◆ WORK ORDER ◆
All records must be restated word for word.

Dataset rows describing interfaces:

::::::::

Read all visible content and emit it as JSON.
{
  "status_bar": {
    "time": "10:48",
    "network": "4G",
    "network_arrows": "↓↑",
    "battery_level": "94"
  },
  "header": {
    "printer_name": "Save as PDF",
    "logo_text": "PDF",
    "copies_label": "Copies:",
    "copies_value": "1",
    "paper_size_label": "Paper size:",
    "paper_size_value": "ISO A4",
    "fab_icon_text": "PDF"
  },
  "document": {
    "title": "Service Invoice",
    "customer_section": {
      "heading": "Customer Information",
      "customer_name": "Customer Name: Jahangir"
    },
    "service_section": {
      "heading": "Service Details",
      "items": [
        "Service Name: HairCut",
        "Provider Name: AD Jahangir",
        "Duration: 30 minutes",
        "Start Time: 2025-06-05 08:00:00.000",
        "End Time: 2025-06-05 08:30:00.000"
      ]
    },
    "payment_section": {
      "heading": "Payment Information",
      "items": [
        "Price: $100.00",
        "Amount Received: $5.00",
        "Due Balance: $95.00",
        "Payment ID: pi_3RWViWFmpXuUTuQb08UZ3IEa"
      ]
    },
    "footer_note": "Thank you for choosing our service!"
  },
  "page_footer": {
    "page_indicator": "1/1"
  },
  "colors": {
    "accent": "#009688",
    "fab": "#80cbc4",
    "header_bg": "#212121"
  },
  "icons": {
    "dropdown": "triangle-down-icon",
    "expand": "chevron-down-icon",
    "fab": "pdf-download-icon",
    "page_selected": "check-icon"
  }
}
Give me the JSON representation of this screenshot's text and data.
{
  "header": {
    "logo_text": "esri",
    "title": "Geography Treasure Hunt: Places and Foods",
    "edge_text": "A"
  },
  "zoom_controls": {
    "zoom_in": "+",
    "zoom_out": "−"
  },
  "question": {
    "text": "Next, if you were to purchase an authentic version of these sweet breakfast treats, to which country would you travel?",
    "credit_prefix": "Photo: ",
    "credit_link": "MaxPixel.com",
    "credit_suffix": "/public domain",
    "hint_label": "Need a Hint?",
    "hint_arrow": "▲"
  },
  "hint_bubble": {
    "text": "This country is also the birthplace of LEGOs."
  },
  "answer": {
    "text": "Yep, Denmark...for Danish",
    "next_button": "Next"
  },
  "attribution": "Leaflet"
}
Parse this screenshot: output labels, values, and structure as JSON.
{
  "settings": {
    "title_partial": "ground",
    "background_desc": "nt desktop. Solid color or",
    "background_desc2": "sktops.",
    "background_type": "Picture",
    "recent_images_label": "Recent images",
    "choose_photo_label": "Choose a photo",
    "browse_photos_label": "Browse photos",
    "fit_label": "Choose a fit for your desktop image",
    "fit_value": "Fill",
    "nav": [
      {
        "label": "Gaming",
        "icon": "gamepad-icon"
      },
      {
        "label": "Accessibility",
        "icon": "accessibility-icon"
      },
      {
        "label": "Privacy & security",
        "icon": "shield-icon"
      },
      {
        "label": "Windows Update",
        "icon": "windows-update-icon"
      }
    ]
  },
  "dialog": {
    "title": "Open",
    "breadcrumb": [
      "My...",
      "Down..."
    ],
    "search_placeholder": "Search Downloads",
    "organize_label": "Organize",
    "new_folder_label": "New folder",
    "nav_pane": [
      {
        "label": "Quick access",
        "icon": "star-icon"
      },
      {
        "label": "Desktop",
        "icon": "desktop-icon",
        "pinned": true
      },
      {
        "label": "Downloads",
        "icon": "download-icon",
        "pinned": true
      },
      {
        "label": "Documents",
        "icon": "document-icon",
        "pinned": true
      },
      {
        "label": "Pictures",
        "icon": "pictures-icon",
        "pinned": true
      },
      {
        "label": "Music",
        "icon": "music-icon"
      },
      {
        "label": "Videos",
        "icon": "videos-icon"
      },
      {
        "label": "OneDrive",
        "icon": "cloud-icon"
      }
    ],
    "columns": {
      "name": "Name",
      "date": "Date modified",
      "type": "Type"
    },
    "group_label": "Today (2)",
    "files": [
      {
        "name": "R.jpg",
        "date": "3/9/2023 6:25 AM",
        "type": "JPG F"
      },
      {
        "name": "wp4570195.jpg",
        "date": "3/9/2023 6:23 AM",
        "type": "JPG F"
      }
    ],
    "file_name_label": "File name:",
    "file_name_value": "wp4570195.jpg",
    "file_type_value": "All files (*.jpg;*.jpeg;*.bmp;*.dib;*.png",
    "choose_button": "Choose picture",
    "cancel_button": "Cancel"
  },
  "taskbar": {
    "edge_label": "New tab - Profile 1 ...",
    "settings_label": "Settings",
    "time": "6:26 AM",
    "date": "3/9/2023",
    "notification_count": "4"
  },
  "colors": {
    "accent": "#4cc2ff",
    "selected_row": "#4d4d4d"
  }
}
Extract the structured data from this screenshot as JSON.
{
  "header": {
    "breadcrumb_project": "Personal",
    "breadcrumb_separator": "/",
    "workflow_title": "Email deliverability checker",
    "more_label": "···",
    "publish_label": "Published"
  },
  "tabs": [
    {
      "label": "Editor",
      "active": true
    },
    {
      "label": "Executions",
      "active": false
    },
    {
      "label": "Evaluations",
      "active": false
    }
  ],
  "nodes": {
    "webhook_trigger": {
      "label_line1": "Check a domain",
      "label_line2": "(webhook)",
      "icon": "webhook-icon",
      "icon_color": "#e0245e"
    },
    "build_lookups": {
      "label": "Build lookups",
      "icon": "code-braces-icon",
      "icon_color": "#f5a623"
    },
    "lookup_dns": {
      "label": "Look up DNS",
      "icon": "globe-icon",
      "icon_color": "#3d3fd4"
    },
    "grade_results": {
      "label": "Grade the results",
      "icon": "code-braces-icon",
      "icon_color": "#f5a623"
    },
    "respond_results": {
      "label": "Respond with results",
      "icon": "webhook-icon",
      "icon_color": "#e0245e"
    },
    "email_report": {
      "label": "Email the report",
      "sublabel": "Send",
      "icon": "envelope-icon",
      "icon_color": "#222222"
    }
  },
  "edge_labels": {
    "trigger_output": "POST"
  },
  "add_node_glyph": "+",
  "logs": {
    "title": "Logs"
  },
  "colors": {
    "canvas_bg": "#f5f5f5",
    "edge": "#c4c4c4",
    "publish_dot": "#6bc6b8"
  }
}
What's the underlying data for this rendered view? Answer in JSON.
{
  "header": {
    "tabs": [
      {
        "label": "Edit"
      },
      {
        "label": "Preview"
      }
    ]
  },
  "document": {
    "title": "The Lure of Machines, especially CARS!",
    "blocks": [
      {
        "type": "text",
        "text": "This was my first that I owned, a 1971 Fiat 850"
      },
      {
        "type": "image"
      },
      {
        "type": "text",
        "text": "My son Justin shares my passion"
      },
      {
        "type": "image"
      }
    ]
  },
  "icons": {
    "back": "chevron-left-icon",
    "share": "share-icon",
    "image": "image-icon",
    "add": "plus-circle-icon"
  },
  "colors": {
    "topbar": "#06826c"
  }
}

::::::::

◆ SOLUTION TO THIS EXERCISE ◆
Read all visible content and emit it as JSON.
{
  "status_bar": {
    "time": "10:48",
    "network": "4G",
    "network_arrows": "↓↑",
    "battery_level": "94"
  },
  "header": {
    "printer_name": "Save as PDF",
    "logo_text": "PDF",
    "copies_label": "Copies:",
    "copies_value": "1",
    "paper_size_label": "Paper size:",
    "paper_size_value": "ISO A4",
    "fab_icon_text": "PDF"
  },
  "document": {
    "title": "Service Invoice",
    "customer_section": {
      "heading": "Customer Information",
      "customer_name": "Customer Name: Jahangir"
    },
    "service_section": {
      "heading": "Service Details",
      "items": [
        "Service Name: HairCut",
        "Provider Name: AD Jahangir",
        "Duration: 30 minutes",
        "Start Time: 2025-06-05 08:00:00.000",
        "End Time: 2025-06-05 08:30:00.000"
      ]
    },
    "payment_section": {
      "heading": "Payment Information",
      "items": [
        "Price: $100.00",
        "Amount Received: $5.00",
        "Due Balance: $95.00",
        "Payment ID: pi_3RWViWFmpXuUTuQb08UZ3IEa"
      ]
    },
    "footer_note": "Thank you for choosing our service!"
  },
  "page_footer": {
    "page_indicator": "1/1"
  },
  "colors": {
    "accent": "#009688",
    "fab": "#80cbc4",
    "header_bg": "#212121"
  },
  "icons": {
    "dropdown": "triangle-down-icon",
    "expand": "chevron-down-icon",
    "fab": "pdf-download-icon",
    "page_selected": "check-icon"
  }
}
Give me the JSON representation of this screenshot's text and data.
{
  "header": {
    "logo_text": "esri",
    "title": "Geography Treasure Hunt: Places and Foods",
    "edge_text": "A"
  },
  "zoom_controls": {
    "zoom_in": "+",
    "zoom_out": "−"
  },
  "question": {
    "text": "Next, if you were to purchase an authentic version of these sweet breakfast treats, to which country would you travel?",
    "credit_prefix": "Photo: ",
    "credit_link": "MaxPixel.com",
    "credit_suffix": "/public domain",
    "hint_label": "Need a Hint?",
    "hint_arrow": "▲"
  },
  "hint_bubble": {
    "text": "This country is also the birthplace of LEGOs."
  },
  "answer": {
    "text": "Yep, Denmark...for Danish",
    "next_button": "Next"
  },
  "attribution": "Leaflet"
}
Parse this screenshot: output labels, values, and structure as JSON.
{
  "settings": {
    "title_partial": "ground",
    "background_desc": "nt desktop. Solid color or",
    "background_desc2": "sktops.",
    "background_type": "Picture",
    "recent_images_label": "Recent images",
    "choose_photo_label": "Choose a photo",
    "browse_photos_label": "Browse photos",
    "fit_label": "Choose a fit for your desktop image",
    "fit_value": "Fill",
    "nav": [
      {
        "label": "Gaming",
        "icon": "gamepad-icon"
      },
      {
        "label": "Accessibility",
        "icon": "accessibility-icon"
      },
      {
        "label": "Privacy & security",
        "icon": "shield-icon"
      },
      {
        "label": "Windows Update",
        "icon": "windows-update-icon"
      }
    ]
  },
  "dialog": {
    "title": "Open",
    "breadcrumb": [
      "My...",
      "Down..."
    ],
    "search_placeholder": "Search Downloads",
    "organize_label": "Organize",
    "new_folder_label": "New folder",
    "nav_pane": [
      {
        "label": "Quick access",
        "icon": "star-icon"
      },
      {
        "label": "Desktop",
        "icon": "desktop-icon",
        "pinned": true
      },
      {
        "label": "Downloads",
        "icon": "download-icon",
        "pinned": true
      },
      {
        "label": "Documents",
        "icon": "document-icon",
        "pinned": true
      },
      {
        "label": "Pictures",
        "icon": "pictures-icon",
        "pinned": true
      },
      {
        "label": "Music",
        "icon": "music-icon"
      },
      {
        "label": "Videos",
        "icon": "videos-icon"
      },
      {
        "label": "OneDrive",
        "icon": "cloud-icon"
      }
    ],
    "columns": {
      "name": "Name",
      "date": "Date modified",
      "type": "Type"
    },
    "group_label": "Today (2)",
    "files": [
      {
        "name": "R.jpg",
        "date": "3/9/2023 6:25 AM",
        "type": "JPG F"
      },
      {
        "name": "wp4570195.jpg",
        "date": "3/9/2023 6:23 AM",
        "type": "JPG F"
      }
    ],
    "file_name_label": "File name:",
    "file_name_value": "wp4570195.jpg",
    "file_type_value": "All files (*.jpg;*.jpeg;*.bmp;*.dib;*.png",
    "choose_button": "Choose picture",
    "cancel_button": "Cancel"
  },
  "taskbar": {
    "edge_label": "New tab - Profile 1 ...",
    "settings_label": "Settings",
    "time": "6:26 AM",
    "date": "3/9/2023",
    "notification_count": "4"
  },
  "colors": {
    "accent": "#4cc2ff",
    "selected_row": "#4d4d4d"
  }
}
Extract the structured data from this screenshot as JSON.
{
  "header": {
    "breadcrumb_project": "Personal",
    "breadcrumb_separator": "/",
    "workflow_title": "Email deliverability checker",
    "more_label": "···",
    "publish_label": "Published"
  },
  "tabs": [
    {
      "label": "Editor",
      "active": true
    },
    {
      "label": "Executions",
      "active": false
    },
    {
      "label": "Evaluations",
      "active": false
    }
  ],
  "nodes": {
    "webhook_trigger": {
      "label_line1": "Check a domain",
      "label_line2": "(webhook)",
      "icon": "webhook-icon",
      "icon_color": "#e0245e"
    },
    "build_lookups": {
      "label": "Build lookups",
      "icon": "code-braces-icon",
      "icon_color": "#f5a623"
    },
    "lookup_dns": {
      "label": "Look up DNS",
      "icon": "globe-icon",
      "icon_color": "#3d3fd4"
    },
    "grade_results": {
      "label": "Grade the results",
      "icon": "code-braces-icon",
      "icon_color": "#f5a623"
    },
    "respond_results": {
      "label": "Respond with results",
      "icon": "webhook-icon",
      "icon_color": "#e0245e"
    },
    "email_report": {
      "label": "Email the report",
      "sublabel": "Send",
      "icon": "envelope-icon",
      "icon_color": "#222222"
    }
  },
  "edge_labels": {
    "trigger_output": "POST"
  },
  "add_node_glyph": "+",
  "logs": {
    "title": "Logs"
  },
  "colors": {
    "canvas_bg": "#f5f5f5",
    "edge": "#c4c4c4",
    "publish_dot": "#6bc6b8"
  }
}
What's the underlying data for this rendered view? Answer in JSON.
{
  "header": {
    "tabs": [
      {
        "label": "Edit"
      },
      {
        "label": "Preview"
      }
    ]
  },
  "document": {
    "title": "The Lure of Machines, especially CARS!",
    "blocks": [
      {
        "type": "text",
        "text": "This was my first that I owned, a 1971 Fiat 850"
      },
      {
        "type": "image"
      },
      {
        "type": "text",
        "text": "My son Justin shares my passion"
      },
      {
        "type": "image"
      }
    ]
  },
  "icons": {
    "back": "chevron-left-icon",
    "share": "share-icon",
    "image": "image-icon",
    "add": "plus-circle-icon"
  },
  "colors": {
    "topbar": "#06826c"
  }
}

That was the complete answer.